Problem requirements: In the entries below, how many lines hold the word "iphonesimulator"? Answer with the number only.

-- -- --

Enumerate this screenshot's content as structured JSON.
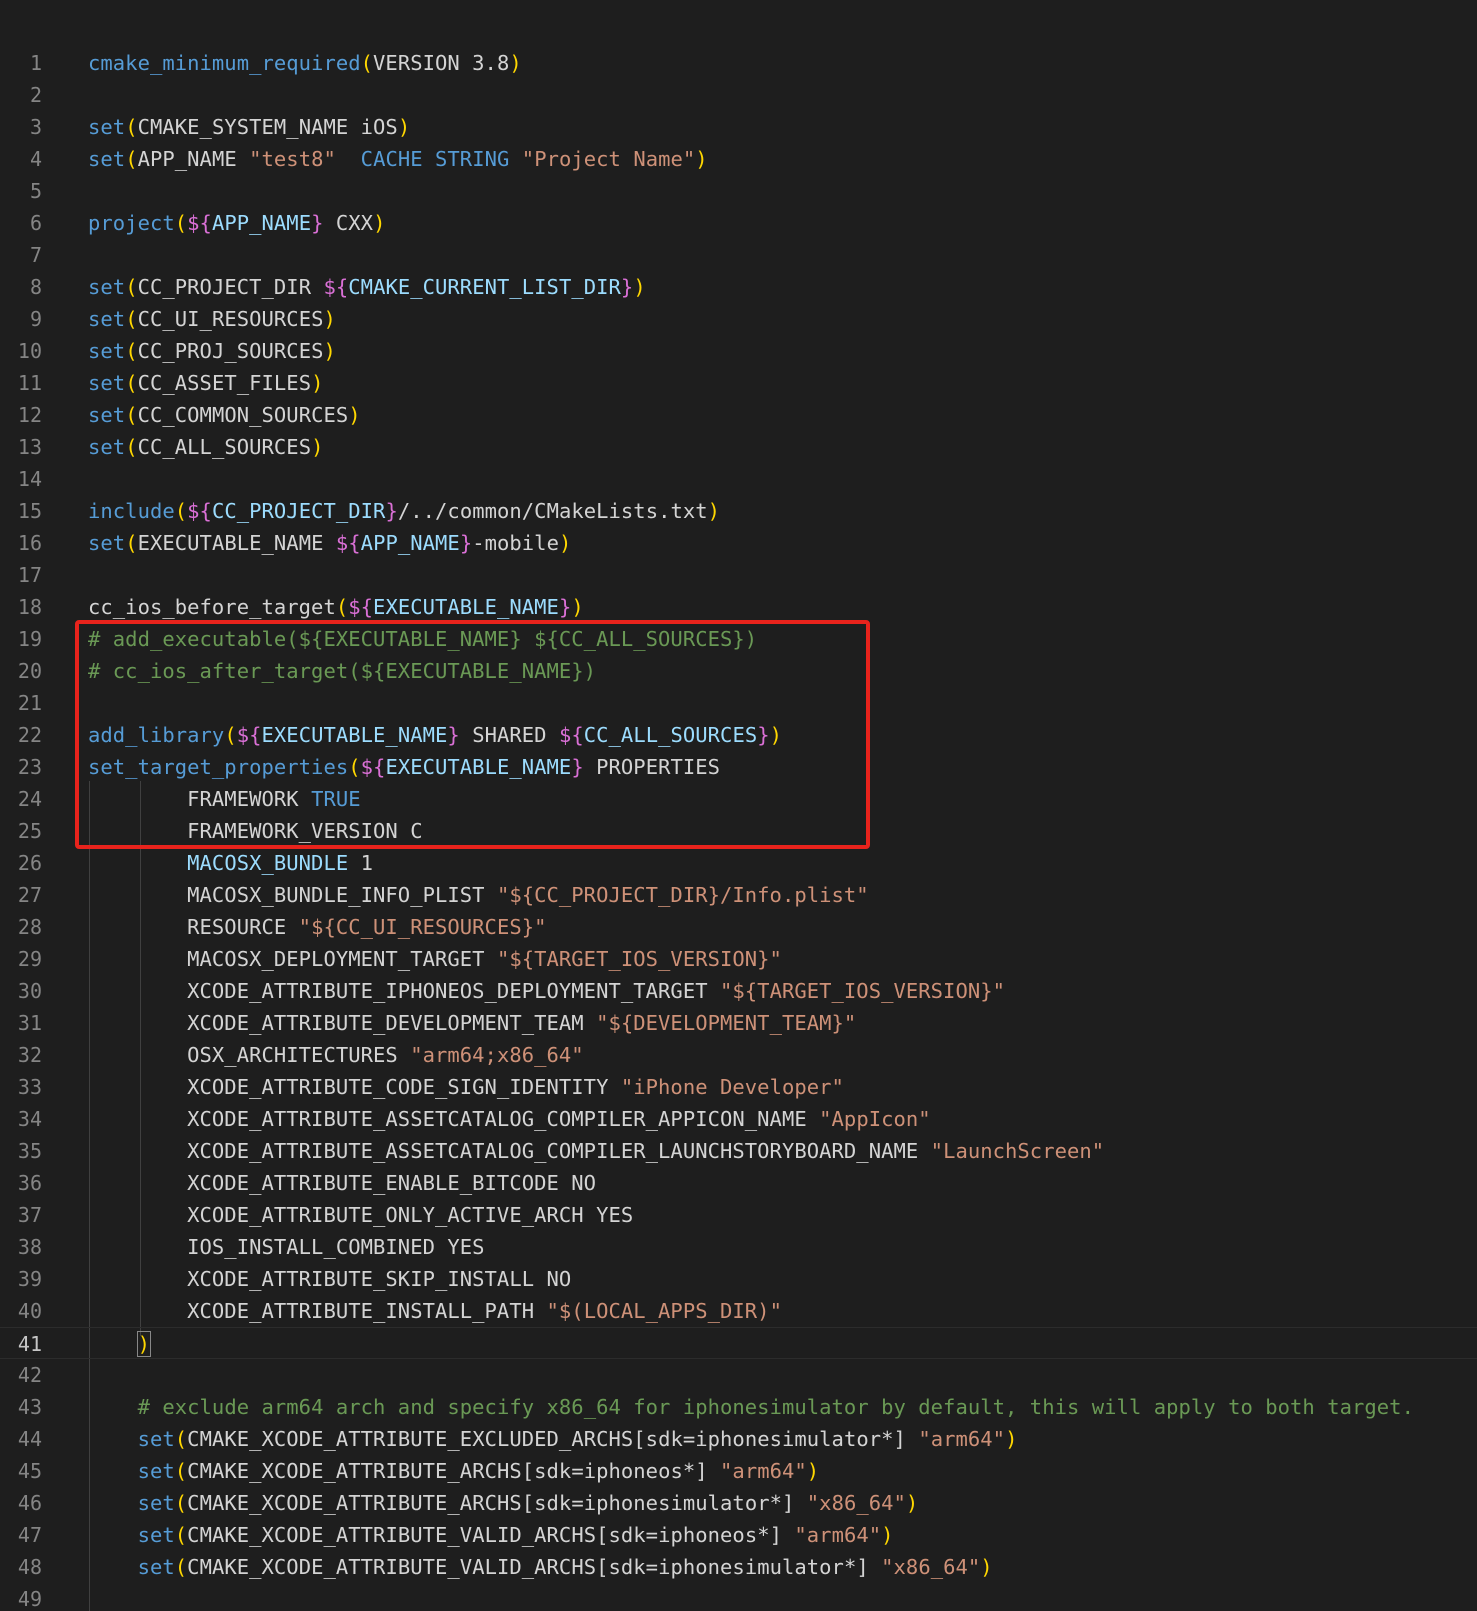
{
  "editor": {
    "language": "cmake",
    "current_line": 41,
    "highlight_color": "#e8231c",
    "colors": {
      "background": "#1e1e1e",
      "keyword": "#569cd6",
      "variable": "#9cdcfe",
      "paren": "#ffd700",
      "brace": "#da70d6",
      "string": "#ce9178",
      "comment": "#6a9955",
      "text": "#d4d4d4"
    },
    "lines": [
      {
        "n": 1,
        "t": [
          [
            "fn",
            "cmake_minimum_required"
          ],
          [
            "par",
            "("
          ],
          [
            "txt",
            "VERSION 3.8"
          ],
          [
            "par",
            ")"
          ]
        ]
      },
      {
        "n": 2,
        "t": []
      },
      {
        "n": 3,
        "t": [
          [
            "fn",
            "set"
          ],
          [
            "par",
            "("
          ],
          [
            "txt",
            "CMAKE_SYSTEM_NAME iOS"
          ],
          [
            "par",
            ")"
          ]
        ]
      },
      {
        "n": 4,
        "t": [
          [
            "fn",
            "set"
          ],
          [
            "par",
            "("
          ],
          [
            "txt",
            "APP_NAME "
          ],
          [
            "str",
            "\"test8\""
          ],
          [
            "txt",
            "  "
          ],
          [
            "fn",
            "CACHE STRING"
          ],
          [
            "txt",
            " "
          ],
          [
            "str",
            "\"Project Name\""
          ],
          [
            "par",
            ")"
          ]
        ]
      },
      {
        "n": 5,
        "t": []
      },
      {
        "n": 6,
        "t": [
          [
            "fn",
            "project"
          ],
          [
            "par",
            "("
          ],
          [
            "br",
            "${"
          ],
          [
            "var",
            "APP_NAME"
          ],
          [
            "br",
            "}"
          ],
          [
            "txt",
            " CXX"
          ],
          [
            "par",
            ")"
          ]
        ]
      },
      {
        "n": 7,
        "t": []
      },
      {
        "n": 8,
        "t": [
          [
            "fn",
            "set"
          ],
          [
            "par",
            "("
          ],
          [
            "txt",
            "CC_PROJECT_DIR "
          ],
          [
            "br",
            "${"
          ],
          [
            "var",
            "CMAKE_CURRENT_LIST_DIR"
          ],
          [
            "br",
            "}"
          ],
          [
            "par",
            ")"
          ]
        ]
      },
      {
        "n": 9,
        "t": [
          [
            "fn",
            "set"
          ],
          [
            "par",
            "("
          ],
          [
            "txt",
            "CC_UI_RESOURCES"
          ],
          [
            "par",
            ")"
          ]
        ]
      },
      {
        "n": 10,
        "t": [
          [
            "fn",
            "set"
          ],
          [
            "par",
            "("
          ],
          [
            "txt",
            "CC_PROJ_SOURCES"
          ],
          [
            "par",
            ")"
          ]
        ]
      },
      {
        "n": 11,
        "t": [
          [
            "fn",
            "set"
          ],
          [
            "par",
            "("
          ],
          [
            "txt",
            "CC_ASSET_FILES"
          ],
          [
            "par",
            ")"
          ]
        ]
      },
      {
        "n": 12,
        "t": [
          [
            "fn",
            "set"
          ],
          [
            "par",
            "("
          ],
          [
            "txt",
            "CC_COMMON_SOURCES"
          ],
          [
            "par",
            ")"
          ]
        ]
      },
      {
        "n": 13,
        "t": [
          [
            "fn",
            "set"
          ],
          [
            "par",
            "("
          ],
          [
            "txt",
            "CC_ALL_SOURCES"
          ],
          [
            "par",
            ")"
          ]
        ]
      },
      {
        "n": 14,
        "t": []
      },
      {
        "n": 15,
        "t": [
          [
            "fn",
            "include"
          ],
          [
            "par",
            "("
          ],
          [
            "br",
            "${"
          ],
          [
            "var",
            "CC_PROJECT_DIR"
          ],
          [
            "br",
            "}"
          ],
          [
            "txt",
            "/../common/CMakeLists.txt"
          ],
          [
            "par",
            ")"
          ]
        ]
      },
      {
        "n": 16,
        "t": [
          [
            "fn",
            "set"
          ],
          [
            "par",
            "("
          ],
          [
            "txt",
            "EXECUTABLE_NAME "
          ],
          [
            "br",
            "${"
          ],
          [
            "var",
            "APP_NAME"
          ],
          [
            "br",
            "}"
          ],
          [
            "txt",
            "-mobile"
          ],
          [
            "par",
            ")"
          ]
        ]
      },
      {
        "n": 17,
        "t": []
      },
      {
        "n": 18,
        "t": [
          [
            "txt",
            "cc_ios_before_target"
          ],
          [
            "par",
            "("
          ],
          [
            "br",
            "${"
          ],
          [
            "var",
            "EXECUTABLE_NAME"
          ],
          [
            "br",
            "}"
          ],
          [
            "par",
            ")"
          ]
        ]
      },
      {
        "n": 19,
        "t": [
          [
            "cm",
            "# add_executable(${EXECUTABLE_NAME} ${CC_ALL_SOURCES})"
          ]
        ]
      },
      {
        "n": 20,
        "t": [
          [
            "cm",
            "# cc_ios_after_target(${EXECUTABLE_NAME})"
          ]
        ]
      },
      {
        "n": 21,
        "t": []
      },
      {
        "n": 22,
        "t": [
          [
            "fn",
            "add_library"
          ],
          [
            "par",
            "("
          ],
          [
            "br",
            "${"
          ],
          [
            "var",
            "EXECUTABLE_NAME"
          ],
          [
            "br",
            "}"
          ],
          [
            "txt",
            " SHARED "
          ],
          [
            "br",
            "${"
          ],
          [
            "var",
            "CC_ALL_SOURCES"
          ],
          [
            "br",
            "}"
          ],
          [
            "par",
            ")"
          ]
        ]
      },
      {
        "n": 23,
        "t": [
          [
            "fn",
            "set_target_properties"
          ],
          [
            "par",
            "("
          ],
          [
            "br",
            "${"
          ],
          [
            "var",
            "EXECUTABLE_NAME"
          ],
          [
            "br",
            "}"
          ],
          [
            "txt",
            " PROPERTIES"
          ]
        ]
      },
      {
        "n": 24,
        "t": [
          [
            "txt",
            "        FRAMEWORK "
          ],
          [
            "fn",
            "TRUE"
          ]
        ]
      },
      {
        "n": 25,
        "t": [
          [
            "txt",
            "        FRAMEWORK_VERSION C"
          ]
        ]
      },
      {
        "n": 26,
        "t": [
          [
            "txt",
            "        "
          ],
          [
            "var",
            "MACOSX_BUNDLE"
          ],
          [
            "txt",
            " 1"
          ]
        ]
      },
      {
        "n": 27,
        "t": [
          [
            "txt",
            "        MACOSX_BUNDLE_INFO_PLIST "
          ],
          [
            "str",
            "\"${CC_PROJECT_DIR}/Info.plist\""
          ]
        ]
      },
      {
        "n": 28,
        "t": [
          [
            "txt",
            "        RESOURCE "
          ],
          [
            "str",
            "\"${CC_UI_RESOURCES}\""
          ]
        ]
      },
      {
        "n": 29,
        "t": [
          [
            "txt",
            "        MACOSX_DEPLOYMENT_TARGET "
          ],
          [
            "str",
            "\"${TARGET_IOS_VERSION}\""
          ]
        ]
      },
      {
        "n": 30,
        "t": [
          [
            "txt",
            "        XCODE_ATTRIBUTE_IPHONEOS_DEPLOYMENT_TARGET "
          ],
          [
            "str",
            "\"${TARGET_IOS_VERSION}\""
          ]
        ]
      },
      {
        "n": 31,
        "t": [
          [
            "txt",
            "        XCODE_ATTRIBUTE_DEVELOPMENT_TEAM "
          ],
          [
            "str",
            "\"${DEVELOPMENT_TEAM}\""
          ]
        ]
      },
      {
        "n": 32,
        "t": [
          [
            "txt",
            "        OSX_ARCHITECTURES "
          ],
          [
            "str",
            "\"arm64;x86_64\""
          ]
        ]
      },
      {
        "n": 33,
        "t": [
          [
            "txt",
            "        XCODE_ATTRIBUTE_CODE_SIGN_IDENTITY "
          ],
          [
            "str",
            "\"iPhone Developer\""
          ]
        ]
      },
      {
        "n": 34,
        "t": [
          [
            "txt",
            "        XCODE_ATTRIBUTE_ASSETCATALOG_COMPILER_APPICON_NAME "
          ],
          [
            "str",
            "\"AppIcon\""
          ]
        ]
      },
      {
        "n": 35,
        "t": [
          [
            "txt",
            "        XCODE_ATTRIBUTE_ASSETCATALOG_COMPILER_LAUNCHSTORYBOARD_NAME "
          ],
          [
            "str",
            "\"LaunchScreen\""
          ]
        ]
      },
      {
        "n": 36,
        "t": [
          [
            "txt",
            "        XCODE_ATTRIBUTE_ENABLE_BITCODE NO"
          ]
        ]
      },
      {
        "n": 37,
        "t": [
          [
            "txt",
            "        XCODE_ATTRIBUTE_ONLY_ACTIVE_ARCH YES"
          ]
        ]
      },
      {
        "n": 38,
        "t": [
          [
            "txt",
            "        IOS_INSTALL_COMBINED YES"
          ]
        ]
      },
      {
        "n": 39,
        "t": [
          [
            "txt",
            "        XCODE_ATTRIBUTE_SKIP_INSTALL NO"
          ]
        ]
      },
      {
        "n": 40,
        "t": [
          [
            "txt",
            "        XCODE_ATTRIBUTE_INSTALL_PATH "
          ],
          [
            "str",
            "\"$(LOCAL_APPS_DIR)\""
          ]
        ]
      },
      {
        "n": 41,
        "t": [
          [
            "txt",
            "    "
          ],
          [
            "par",
            ")"
          ]
        ]
      },
      {
        "n": 42,
        "t": []
      },
      {
        "n": 43,
        "t": [
          [
            "txt",
            "    "
          ],
          [
            "cm",
            "# exclude arm64 arch and specify x86_64 for iphonesimulator by default, this will apply to both target."
          ]
        ]
      },
      {
        "n": 44,
        "t": [
          [
            "txt",
            "    "
          ],
          [
            "fn",
            "set"
          ],
          [
            "par",
            "("
          ],
          [
            "txt",
            "CMAKE_XCODE_ATTRIBUTE_EXCLUDED_ARCHS[sdk=iphonesimulator*] "
          ],
          [
            "str",
            "\"arm64\""
          ],
          [
            "par",
            ")"
          ]
        ]
      },
      {
        "n": 45,
        "t": [
          [
            "txt",
            "    "
          ],
          [
            "fn",
            "set"
          ],
          [
            "par",
            "("
          ],
          [
            "txt",
            "CMAKE_XCODE_ATTRIBUTE_ARCHS[sdk=iphoneos*] "
          ],
          [
            "str",
            "\"arm64\""
          ],
          [
            "par",
            ")"
          ]
        ]
      },
      {
        "n": 46,
        "t": [
          [
            "txt",
            "    "
          ],
          [
            "fn",
            "set"
          ],
          [
            "par",
            "("
          ],
          [
            "txt",
            "CMAKE_XCODE_ATTRIBUTE_ARCHS[sdk=iphonesimulator*] "
          ],
          [
            "str",
            "\"x86_64\""
          ],
          [
            "par",
            ")"
          ]
        ]
      },
      {
        "n": 47,
        "t": [
          [
            "txt",
            "    "
          ],
          [
            "fn",
            "set"
          ],
          [
            "par",
            "("
          ],
          [
            "txt",
            "CMAKE_XCODE_ATTRIBUTE_VALID_ARCHS[sdk=iphoneos*] "
          ],
          [
            "str",
            "\"arm64\""
          ],
          [
            "par",
            ")"
          ]
        ]
      },
      {
        "n": 48,
        "t": [
          [
            "txt",
            "    "
          ],
          [
            "fn",
            "set"
          ],
          [
            "par",
            "("
          ],
          [
            "txt",
            "CMAKE_XCODE_ATTRIBUTE_VALID_ARCHS[sdk=iphonesimulator*] "
          ],
          [
            "str",
            "\"x86_64\""
          ],
          [
            "par",
            ")"
          ]
        ]
      },
      {
        "n": 49,
        "t": []
      }
    ]
  }
}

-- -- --

Reply: 4